» **EXERCISE BRIEF**
Each line of the entries below that holds "this" is needed, copied in full.

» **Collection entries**
+++

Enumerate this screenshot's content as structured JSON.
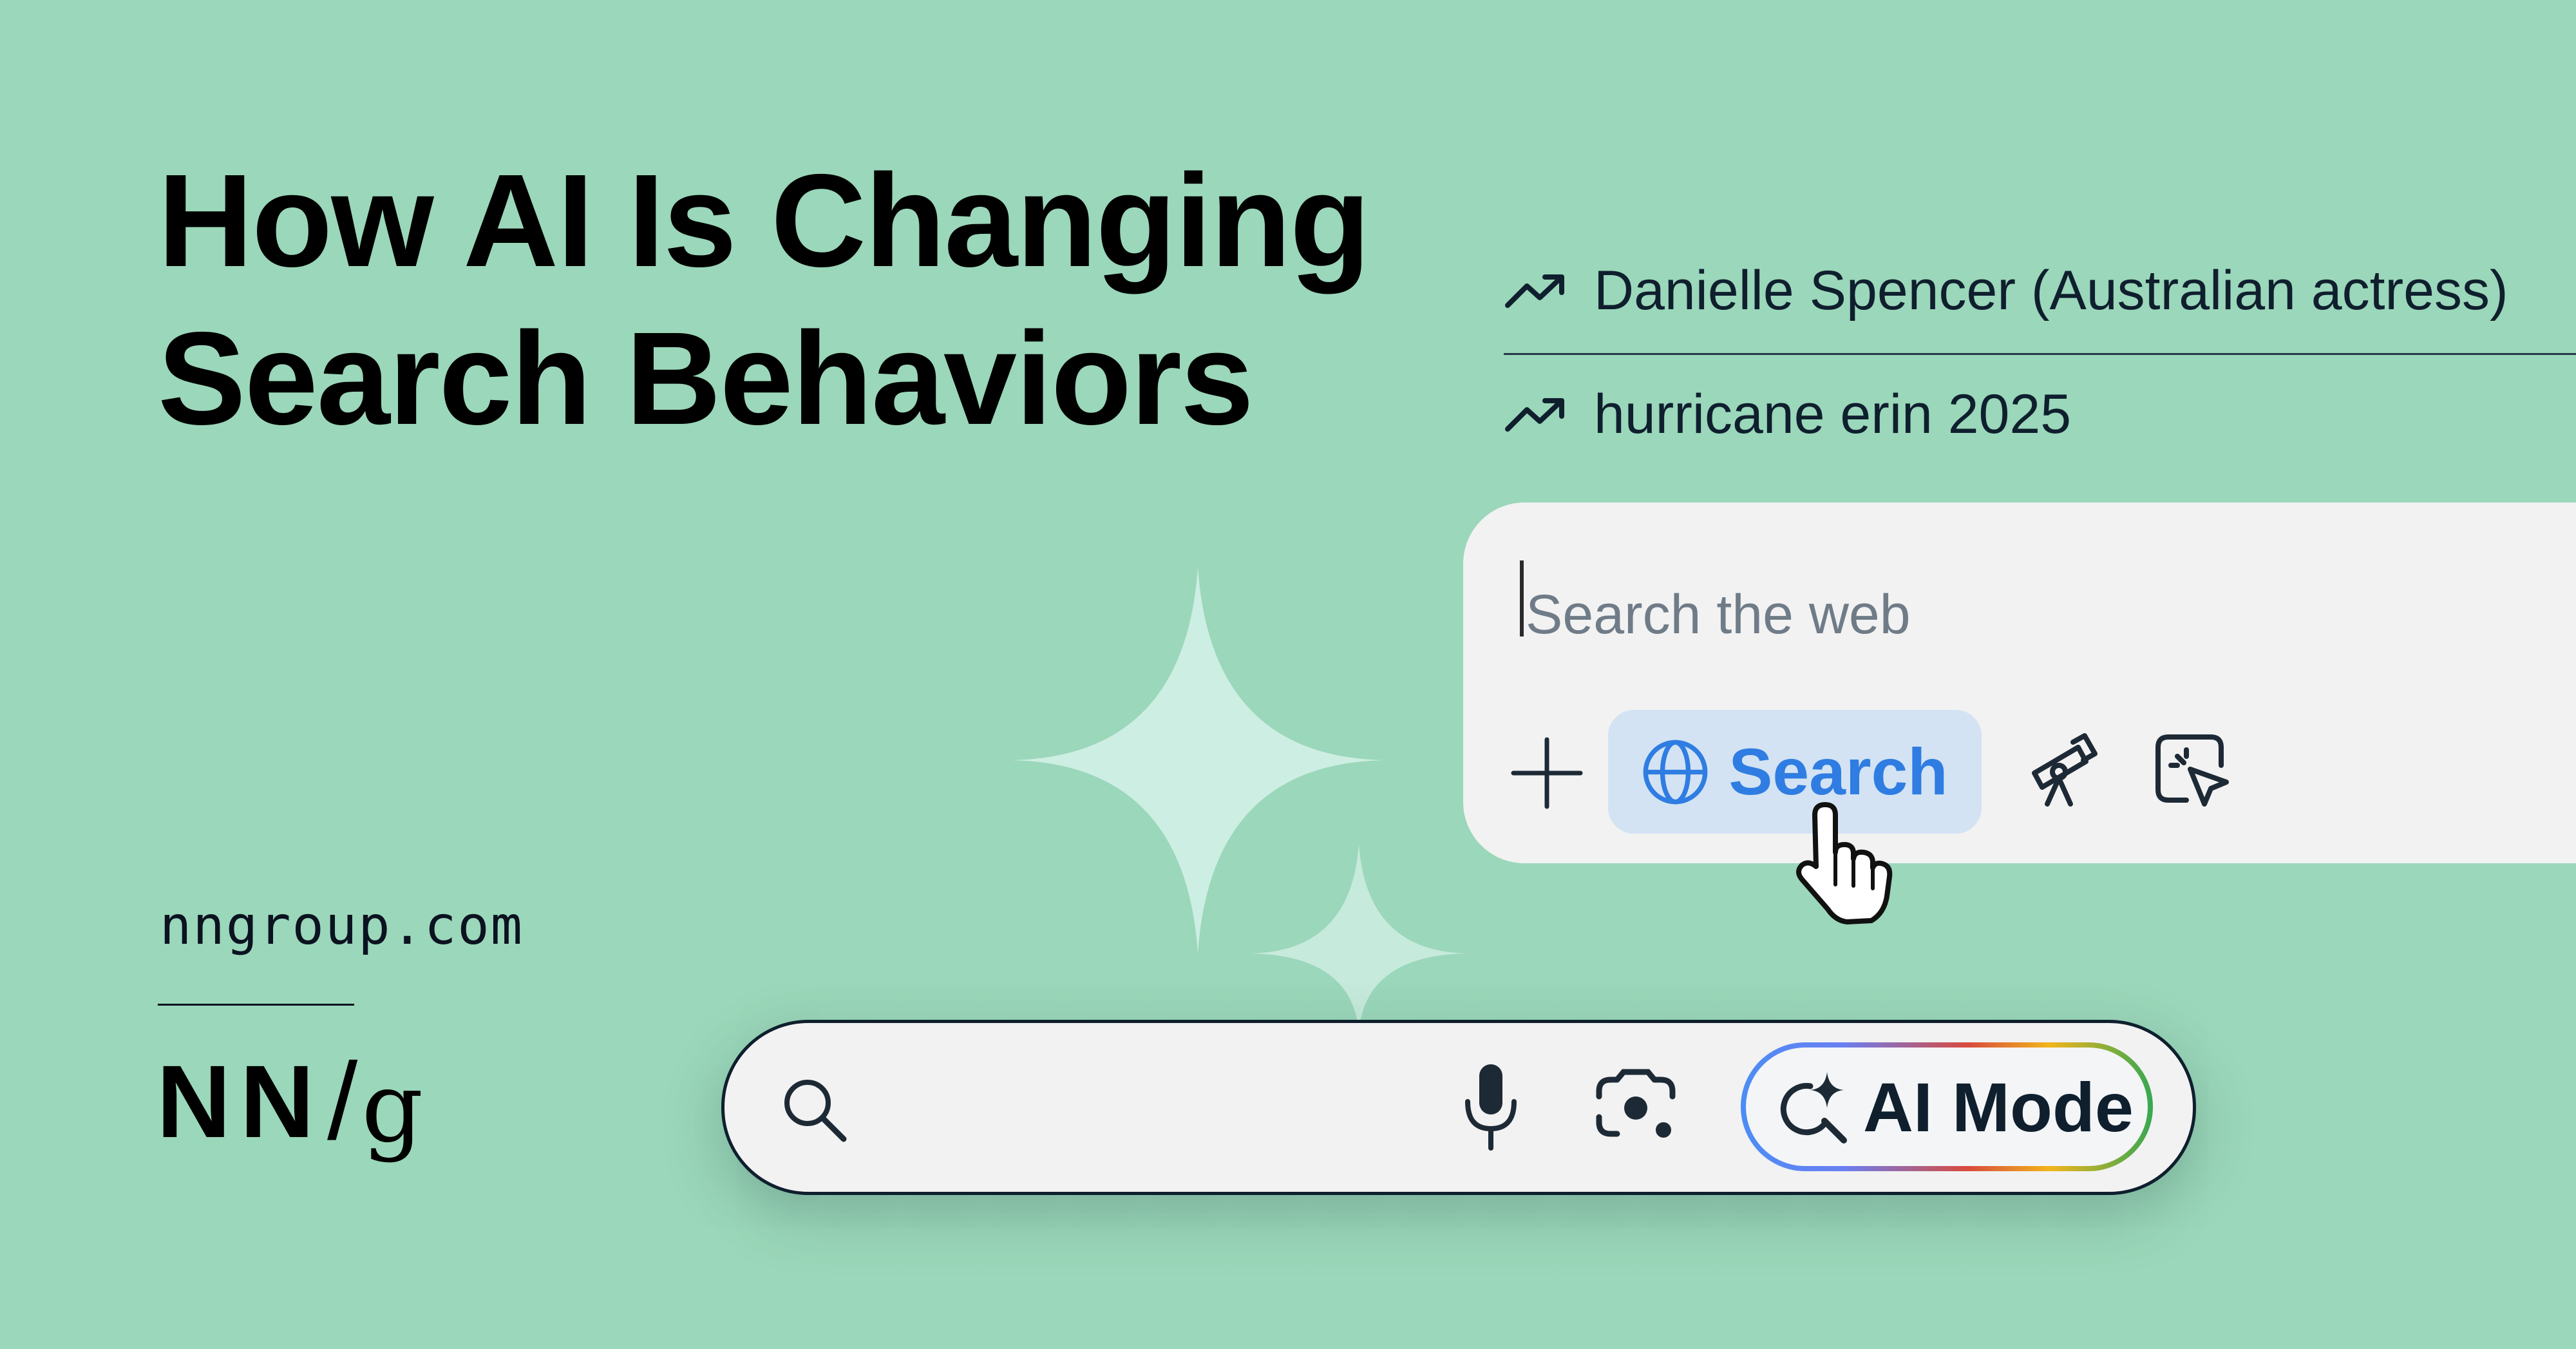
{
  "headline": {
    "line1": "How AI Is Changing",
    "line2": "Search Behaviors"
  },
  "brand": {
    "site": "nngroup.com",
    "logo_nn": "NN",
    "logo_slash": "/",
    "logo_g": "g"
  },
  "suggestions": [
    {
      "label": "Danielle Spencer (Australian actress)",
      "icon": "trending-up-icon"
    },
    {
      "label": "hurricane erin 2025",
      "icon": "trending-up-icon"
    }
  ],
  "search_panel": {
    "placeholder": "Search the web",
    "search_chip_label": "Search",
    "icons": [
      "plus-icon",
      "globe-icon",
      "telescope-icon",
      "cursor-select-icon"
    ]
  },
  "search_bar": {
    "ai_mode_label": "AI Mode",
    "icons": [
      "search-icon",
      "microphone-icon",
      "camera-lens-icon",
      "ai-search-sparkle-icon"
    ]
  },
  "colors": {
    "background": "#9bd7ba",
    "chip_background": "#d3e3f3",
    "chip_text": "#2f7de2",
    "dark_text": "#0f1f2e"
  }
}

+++

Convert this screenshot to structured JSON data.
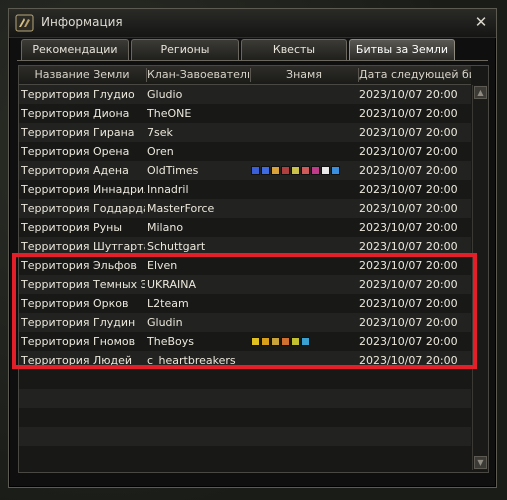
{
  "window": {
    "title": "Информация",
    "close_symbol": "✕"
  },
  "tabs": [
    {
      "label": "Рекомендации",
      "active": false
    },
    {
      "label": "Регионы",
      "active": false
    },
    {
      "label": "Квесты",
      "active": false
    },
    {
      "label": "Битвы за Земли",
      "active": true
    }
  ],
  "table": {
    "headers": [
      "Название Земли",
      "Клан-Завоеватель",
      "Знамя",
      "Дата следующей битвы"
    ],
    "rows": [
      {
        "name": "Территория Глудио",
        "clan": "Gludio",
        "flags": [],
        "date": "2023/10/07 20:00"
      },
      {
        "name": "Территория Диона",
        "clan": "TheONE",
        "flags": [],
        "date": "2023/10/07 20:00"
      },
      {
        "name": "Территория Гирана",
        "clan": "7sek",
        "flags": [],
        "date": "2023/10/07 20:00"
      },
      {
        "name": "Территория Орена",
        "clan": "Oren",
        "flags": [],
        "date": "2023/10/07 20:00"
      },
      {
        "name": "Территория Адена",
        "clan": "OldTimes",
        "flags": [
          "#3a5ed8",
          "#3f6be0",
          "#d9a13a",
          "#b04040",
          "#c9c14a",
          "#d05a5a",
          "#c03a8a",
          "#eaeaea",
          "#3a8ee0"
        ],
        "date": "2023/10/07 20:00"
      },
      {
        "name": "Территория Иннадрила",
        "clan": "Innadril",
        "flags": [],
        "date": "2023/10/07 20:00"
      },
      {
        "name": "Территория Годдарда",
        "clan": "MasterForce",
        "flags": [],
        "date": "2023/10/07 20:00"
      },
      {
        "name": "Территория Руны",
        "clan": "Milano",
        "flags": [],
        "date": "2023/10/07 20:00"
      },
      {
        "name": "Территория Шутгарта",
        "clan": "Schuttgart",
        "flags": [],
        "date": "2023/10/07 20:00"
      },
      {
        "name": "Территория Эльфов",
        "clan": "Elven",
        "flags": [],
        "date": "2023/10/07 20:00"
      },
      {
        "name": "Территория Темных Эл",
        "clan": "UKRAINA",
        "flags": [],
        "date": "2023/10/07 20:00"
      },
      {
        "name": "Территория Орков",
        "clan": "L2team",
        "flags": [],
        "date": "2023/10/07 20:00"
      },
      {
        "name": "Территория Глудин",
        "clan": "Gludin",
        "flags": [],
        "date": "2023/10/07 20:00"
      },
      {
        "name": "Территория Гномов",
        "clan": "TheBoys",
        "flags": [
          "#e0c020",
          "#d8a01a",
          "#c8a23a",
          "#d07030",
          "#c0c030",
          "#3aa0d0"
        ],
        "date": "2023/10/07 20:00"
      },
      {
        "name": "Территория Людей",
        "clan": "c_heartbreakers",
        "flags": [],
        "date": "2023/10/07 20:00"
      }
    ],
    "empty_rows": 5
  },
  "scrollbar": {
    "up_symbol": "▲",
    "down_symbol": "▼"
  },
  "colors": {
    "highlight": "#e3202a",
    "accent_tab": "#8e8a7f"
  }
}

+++

» **SOLVED PROBLEM**
Enumerate this screenshot's content as structured JSON.
Convert this screenshot to structured JSON data.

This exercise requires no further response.